Task brief » Please reproduce every record exactly as written, leaving out the pictures.

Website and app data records
□ □ □ □ □

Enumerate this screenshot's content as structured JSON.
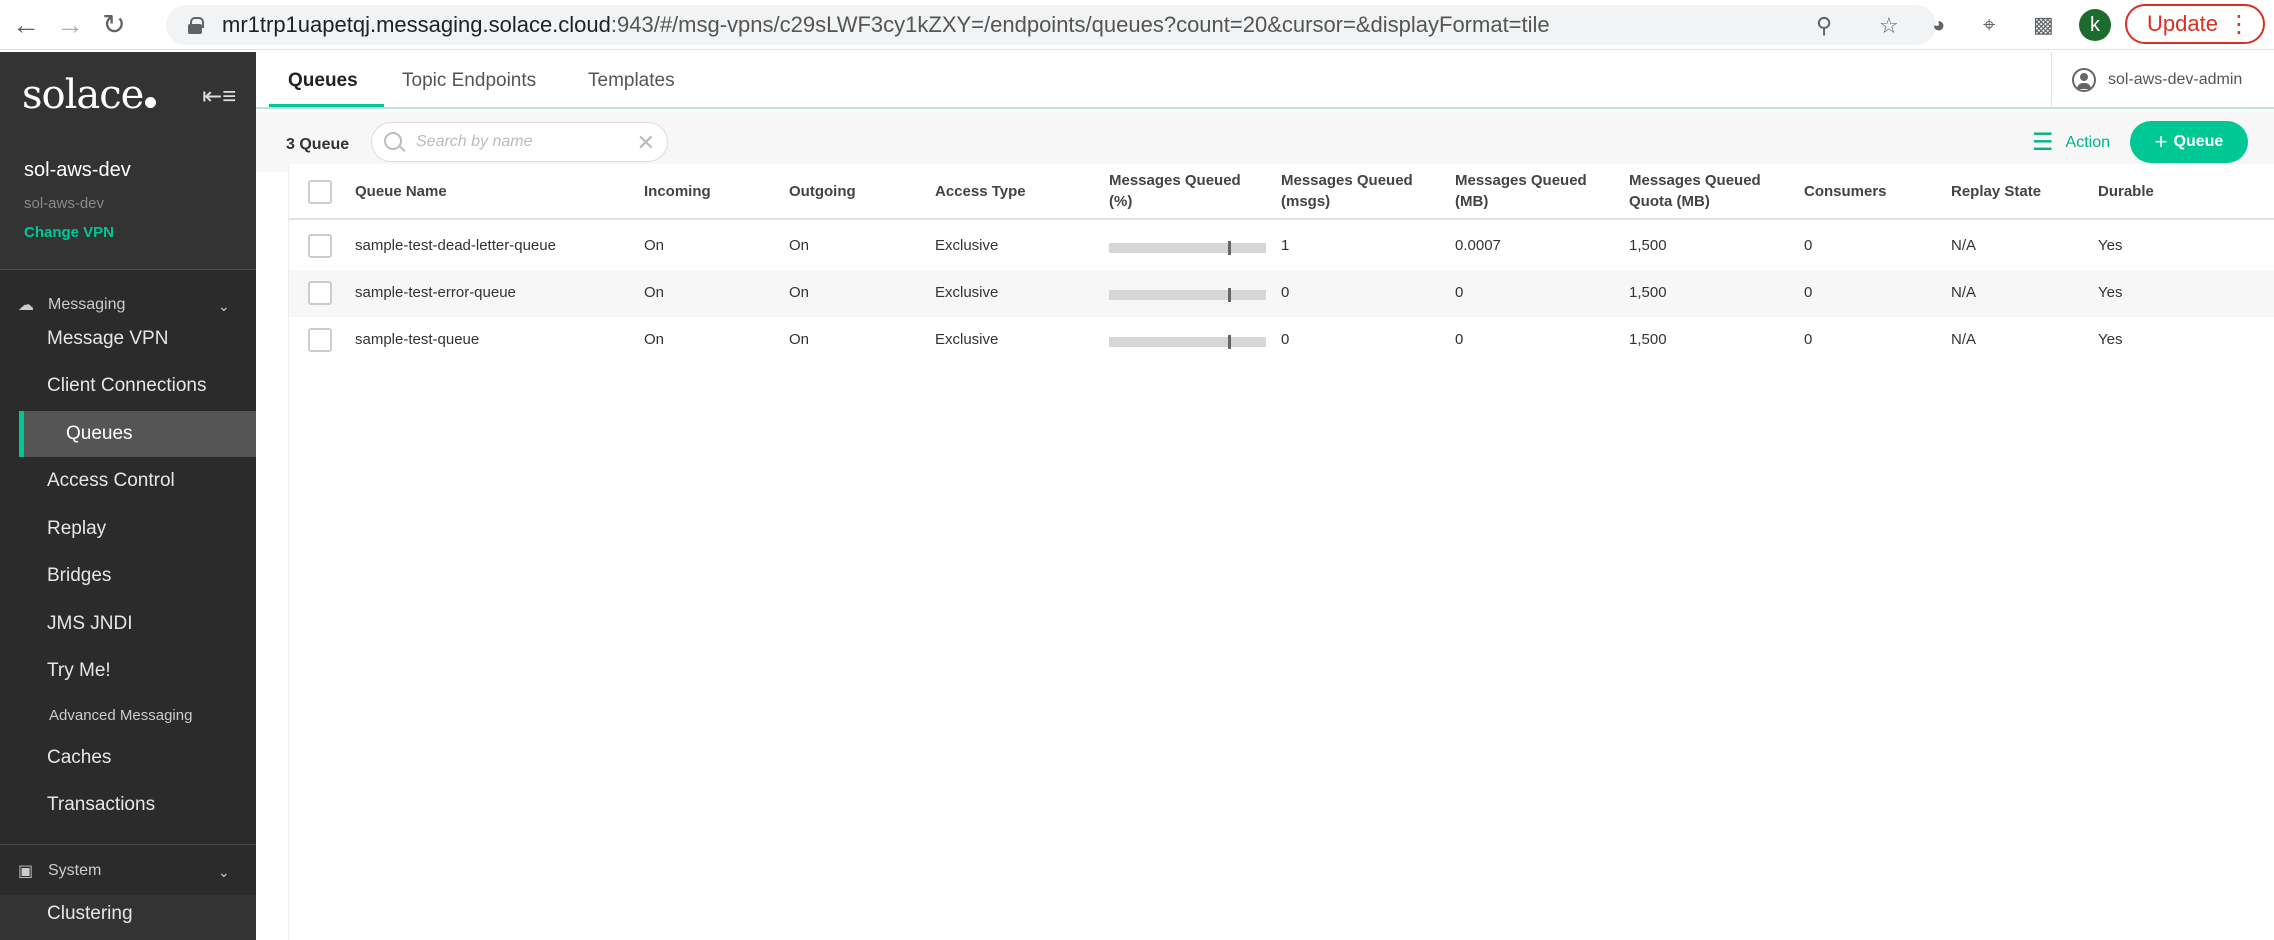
{
  "browser": {
    "url_host": "mr1trp1uapetqj.messaging.solace.cloud",
    "url_rest": ":943/#/msg-vpns/c29sLWF3cy1kZXY=/endpoints/queues?count=20&cursor=&displayFormat=tile",
    "profile_initial": "k",
    "update_label": "Update"
  },
  "sidebar": {
    "logo": "solace",
    "vpn_name": "sol-aws-dev",
    "vpn_sub": "sol-aws-dev",
    "change_vpn": "Change VPN",
    "messaging_section": "Messaging",
    "messaging_items": [
      "Message VPN",
      "Client Connections",
      "Queues",
      "Access Control",
      "Replay",
      "Bridges",
      "JMS JNDI",
      "Try Me!",
      "Advanced Messaging",
      "Caches",
      "Transactions"
    ],
    "active_item": "Queues",
    "system_section": "System",
    "system_items": [
      "Clustering"
    ]
  },
  "tabs": [
    "Queues",
    "Topic Endpoints",
    "Templates"
  ],
  "user": "sol-aws-dev-admin",
  "toolbar": {
    "count": "3 Queue",
    "search_placeholder": "Search by name",
    "action_label": "Action",
    "queue_button": "Queue"
  },
  "table": {
    "headers": [
      "Queue Name",
      "Incoming",
      "Outgoing",
      "Access Type",
      "Messages Queued (%)",
      "Messages Queued (msgs)",
      "Messages Queued (MB)",
      "Messages Queued Quota (MB)",
      "Consumers",
      "Replay State",
      "Durable"
    ],
    "header_lines": [
      [
        "Queue Name"
      ],
      [
        "Incoming"
      ],
      [
        "Outgoing"
      ],
      [
        "Access Type"
      ],
      [
        "Messages Queued",
        "(%)"
      ],
      [
        "Messages Queued",
        "(msgs)"
      ],
      [
        "Messages Queued",
        "(MB)"
      ],
      [
        "Messages Queued",
        "Quota (MB)"
      ],
      [
        "Consumers"
      ],
      [
        "Replay State"
      ],
      [
        "Durable"
      ]
    ],
    "rows": [
      {
        "name": "sample-test-dead-letter-queue",
        "incoming": "On",
        "outgoing": "On",
        "access": "Exclusive",
        "msgs": "1",
        "mb": "0.0007",
        "quota": "1,500",
        "consumers": "0",
        "replay": "N/A",
        "durable": "Yes"
      },
      {
        "name": "sample-test-error-queue",
        "incoming": "On",
        "outgoing": "On",
        "access": "Exclusive",
        "msgs": "0",
        "mb": "0",
        "quota": "1,500",
        "consumers": "0",
        "replay": "N/A",
        "durable": "Yes"
      },
      {
        "name": "sample-test-queue",
        "incoming": "On",
        "outgoing": "On",
        "access": "Exclusive",
        "msgs": "0",
        "mb": "0",
        "quota": "1,500",
        "consumers": "0",
        "replay": "N/A",
        "durable": "Yes"
      }
    ]
  },
  "colors": {
    "accent": "#00c895",
    "sidebar": "#333333",
    "update": "#d93025"
  }
}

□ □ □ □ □

Response area »
Enumerate this screenshot's content as structured JSON.
{
  "browser": {
    "url_host": "mr1trp1uapetqj.messaging.solace.cloud",
    "url_rest": ":943/#/msg-vpns/c29sLWF3cy1kZXY=/endpoints/queues?count=20&cursor=&displayFormat=tile",
    "profile_initial": "k",
    "update_label": "Update"
  },
  "sidebar": {
    "logo": "solace",
    "vpn_name": "sol-aws-dev",
    "vpn_sub": "sol-aws-dev",
    "change_vpn": "Change VPN",
    "messaging_section": "Messaging",
    "messaging_items": [
      "Message VPN",
      "Client Connections",
      "Queues",
      "Access Control",
      "Replay",
      "Bridges",
      "JMS JNDI",
      "Try Me!",
      "Advanced Messaging",
      "Caches",
      "Transactions"
    ],
    "active_item": "Queues",
    "system_section": "System",
    "system_items": [
      "Clustering"
    ]
  },
  "tabs": [
    "Queues",
    "Topic Endpoints",
    "Templates"
  ],
  "user": "sol-aws-dev-admin",
  "toolbar": {
    "count": "3 Queue",
    "search_placeholder": "Search by name",
    "action_label": "Action",
    "queue_button": "Queue"
  },
  "table": {
    "headers": [
      "Queue Name",
      "Incoming",
      "Outgoing",
      "Access Type",
      "Messages Queued (%)",
      "Messages Queued (msgs)",
      "Messages Queued (MB)",
      "Messages Queued Quota (MB)",
      "Consumers",
      "Replay State",
      "Durable"
    ],
    "header_lines": [
      [
        "Queue Name"
      ],
      [
        "Incoming"
      ],
      [
        "Outgoing"
      ],
      [
        "Access Type"
      ],
      [
        "Messages Queued",
        "(%)"
      ],
      [
        "Messages Queued",
        "(msgs)"
      ],
      [
        "Messages Queued",
        "(MB)"
      ],
      [
        "Messages Queued",
        "Quota (MB)"
      ],
      [
        "Consumers"
      ],
      [
        "Replay State"
      ],
      [
        "Durable"
      ]
    ],
    "rows": [
      {
        "name": "sample-test-dead-letter-queue",
        "incoming": "On",
        "outgoing": "On",
        "access": "Exclusive",
        "msgs": "1",
        "mb": "0.0007",
        "quota": "1,500",
        "consumers": "0",
        "replay": "N/A",
        "durable": "Yes"
      },
      {
        "name": "sample-test-error-queue",
        "incoming": "On",
        "outgoing": "On",
        "access": "Exclusive",
        "msgs": "0",
        "mb": "0",
        "quota": "1,500",
        "consumers": "0",
        "replay": "N/A",
        "durable": "Yes"
      },
      {
        "name": "sample-test-queue",
        "incoming": "On",
        "outgoing": "On",
        "access": "Exclusive",
        "msgs": "0",
        "mb": "0",
        "quota": "1,500",
        "consumers": "0",
        "replay": "N/A",
        "durable": "Yes"
      }
    ]
  },
  "colors": {
    "accent": "#00c895",
    "sidebar": "#333333",
    "update": "#d93025"
  }
}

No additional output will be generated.